TASK OBJECTIVE: Write out every entry below word for word, leaving nothing out.

DATA:
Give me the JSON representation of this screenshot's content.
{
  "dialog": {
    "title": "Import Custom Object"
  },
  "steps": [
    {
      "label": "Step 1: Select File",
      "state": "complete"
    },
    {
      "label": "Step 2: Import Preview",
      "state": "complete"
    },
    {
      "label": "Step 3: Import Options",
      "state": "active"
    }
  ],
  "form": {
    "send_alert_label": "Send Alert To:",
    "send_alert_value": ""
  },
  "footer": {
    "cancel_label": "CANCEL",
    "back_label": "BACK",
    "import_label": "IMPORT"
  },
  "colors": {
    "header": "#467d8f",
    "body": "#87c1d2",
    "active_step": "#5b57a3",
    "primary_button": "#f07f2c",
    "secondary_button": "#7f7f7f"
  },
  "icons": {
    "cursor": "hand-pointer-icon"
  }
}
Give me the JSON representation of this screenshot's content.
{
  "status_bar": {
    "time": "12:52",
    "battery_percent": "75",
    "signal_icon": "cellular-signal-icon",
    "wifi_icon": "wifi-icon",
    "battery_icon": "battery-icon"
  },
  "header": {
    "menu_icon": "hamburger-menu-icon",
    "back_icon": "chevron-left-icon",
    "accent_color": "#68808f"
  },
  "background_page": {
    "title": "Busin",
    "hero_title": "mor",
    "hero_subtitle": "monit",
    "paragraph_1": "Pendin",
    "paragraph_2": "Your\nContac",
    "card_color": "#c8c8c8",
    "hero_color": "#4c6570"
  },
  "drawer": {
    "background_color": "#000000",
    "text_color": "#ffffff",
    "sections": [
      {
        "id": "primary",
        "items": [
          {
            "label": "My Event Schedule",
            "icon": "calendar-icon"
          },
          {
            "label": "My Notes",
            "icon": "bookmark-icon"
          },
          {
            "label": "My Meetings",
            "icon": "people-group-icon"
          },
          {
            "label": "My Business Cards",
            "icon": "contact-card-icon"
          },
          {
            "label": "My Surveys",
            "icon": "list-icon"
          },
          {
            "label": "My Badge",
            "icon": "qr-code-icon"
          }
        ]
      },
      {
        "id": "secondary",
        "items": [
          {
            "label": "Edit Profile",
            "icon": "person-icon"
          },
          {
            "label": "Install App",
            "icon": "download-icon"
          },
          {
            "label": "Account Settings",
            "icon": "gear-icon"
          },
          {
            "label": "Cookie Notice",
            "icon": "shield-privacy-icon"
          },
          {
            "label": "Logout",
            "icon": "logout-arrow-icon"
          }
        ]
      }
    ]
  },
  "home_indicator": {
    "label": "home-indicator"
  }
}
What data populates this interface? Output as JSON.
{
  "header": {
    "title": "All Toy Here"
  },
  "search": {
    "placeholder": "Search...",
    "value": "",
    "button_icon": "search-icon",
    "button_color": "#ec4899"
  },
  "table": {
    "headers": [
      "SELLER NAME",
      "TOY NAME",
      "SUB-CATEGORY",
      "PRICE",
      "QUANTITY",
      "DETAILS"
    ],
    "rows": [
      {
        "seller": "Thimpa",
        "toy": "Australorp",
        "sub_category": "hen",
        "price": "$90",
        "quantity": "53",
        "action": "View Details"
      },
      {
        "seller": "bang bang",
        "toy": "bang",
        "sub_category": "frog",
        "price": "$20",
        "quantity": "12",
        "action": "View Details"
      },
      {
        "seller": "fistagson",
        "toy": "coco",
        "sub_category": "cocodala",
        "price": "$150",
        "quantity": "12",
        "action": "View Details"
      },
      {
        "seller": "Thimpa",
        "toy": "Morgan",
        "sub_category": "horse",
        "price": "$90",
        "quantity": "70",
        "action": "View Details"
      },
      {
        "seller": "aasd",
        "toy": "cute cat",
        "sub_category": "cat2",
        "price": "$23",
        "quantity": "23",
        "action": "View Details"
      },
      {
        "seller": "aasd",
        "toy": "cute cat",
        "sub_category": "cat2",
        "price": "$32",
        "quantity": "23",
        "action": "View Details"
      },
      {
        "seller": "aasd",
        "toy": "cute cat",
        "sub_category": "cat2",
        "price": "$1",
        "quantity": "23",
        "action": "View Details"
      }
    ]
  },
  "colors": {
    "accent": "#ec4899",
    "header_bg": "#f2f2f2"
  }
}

REPLY:
Give me the JSON representation of this screenshot's content.
{
  "dialog": {
    "title": "Import Custom Object"
  },
  "steps": [
    {
      "label": "Step 1: Select File",
      "state": "complete"
    },
    {
      "label": "Step 2: Import Preview",
      "state": "complete"
    },
    {
      "label": "Step 3: Import Options",
      "state": "active"
    }
  ],
  "form": {
    "send_alert_label": "Send Alert To:",
    "send_alert_value": ""
  },
  "footer": {
    "cancel_label": "CANCEL",
    "back_label": "BACK",
    "import_label": "IMPORT"
  },
  "colors": {
    "header": "#467d8f",
    "body": "#87c1d2",
    "active_step": "#5b57a3",
    "primary_button": "#f07f2c",
    "secondary_button": "#7f7f7f"
  },
  "icons": {
    "cursor": "hand-pointer-icon"
  }
}
Give me the JSON representation of this screenshot's content.
{
  "status_bar": {
    "time": "12:52",
    "battery_percent": "75",
    "signal_icon": "cellular-signal-icon",
    "wifi_icon": "wifi-icon",
    "battery_icon": "battery-icon"
  },
  "header": {
    "menu_icon": "hamburger-menu-icon",
    "back_icon": "chevron-left-icon",
    "accent_color": "#68808f"
  },
  "background_page": {
    "title": "Busin",
    "hero_title": "mor",
    "hero_subtitle": "monit",
    "paragraph_1": "Pendin",
    "paragraph_2": "Your\nContac",
    "card_color": "#c8c8c8",
    "hero_color": "#4c6570"
  },
  "drawer": {
    "background_color": "#000000",
    "text_color": "#ffffff",
    "sections": [
      {
        "id": "primary",
        "items": [
          {
            "label": "My Event Schedule",
            "icon": "calendar-icon"
          },
          {
            "label": "My Notes",
            "icon": "bookmark-icon"
          },
          {
            "label": "My Meetings",
            "icon": "people-group-icon"
          },
          {
            "label": "My Business Cards",
            "icon": "contact-card-icon"
          },
          {
            "label": "My Surveys",
            "icon": "list-icon"
          },
          {
            "label": "My Badge",
            "icon": "qr-code-icon"
          }
        ]
      },
      {
        "id": "secondary",
        "items": [
          {
            "label": "Edit Profile",
            "icon": "person-icon"
          },
          {
            "label": "Install App",
            "icon": "download-icon"
          },
          {
            "label": "Account Settings",
            "icon": "gear-icon"
          },
          {
            "label": "Cookie Notice",
            "icon": "shield-privacy-icon"
          },
          {
            "label": "Logout",
            "icon": "logout-arrow-icon"
          }
        ]
      }
    ]
  },
  "home_indicator": {
    "label": "home-indicator"
  }
}
What data populates this interface? Output as JSON.
{
  "header": {
    "title": "All Toy Here"
  },
  "search": {
    "placeholder": "Search...",
    "value": "",
    "button_icon": "search-icon",
    "button_color": "#ec4899"
  },
  "table": {
    "headers": [
      "SELLER NAME",
      "TOY NAME",
      "SUB-CATEGORY",
      "PRICE",
      "QUANTITY",
      "DETAILS"
    ],
    "rows": [
      {
        "seller": "Thimpa",
        "toy": "Australorp",
        "sub_category": "hen",
        "price": "$90",
        "quantity": "53",
        "action": "View Details"
      },
      {
        "seller": "bang bang",
        "toy": "bang",
        "sub_category": "frog",
        "price": "$20",
        "quantity": "12",
        "action": "View Details"
      },
      {
        "seller": "fistagson",
        "toy": "coco",
        "sub_category": "cocodala",
        "price": "$150",
        "quantity": "12",
        "action": "View Details"
      },
      {
        "seller": "Thimpa",
        "toy": "Morgan",
        "sub_category": "horse",
        "price": "$90",
        "quantity": "70",
        "action": "View Details"
      },
      {
        "seller": "aasd",
        "toy": "cute cat",
        "sub_category": "cat2",
        "price": "$23",
        "quantity": "23",
        "action": "View Details"
      },
      {
        "seller": "aasd",
        "toy": "cute cat",
        "sub_category": "cat2",
        "price": "$32",
        "quantity": "23",
        "action": "View Details"
      },
      {
        "seller": "aasd",
        "toy": "cute cat",
        "sub_category": "cat2",
        "price": "$1",
        "quantity": "23",
        "action": "View Details"
      }
    ]
  },
  "colors": {
    "accent": "#ec4899",
    "header_bg": "#f2f2f2"
  }
}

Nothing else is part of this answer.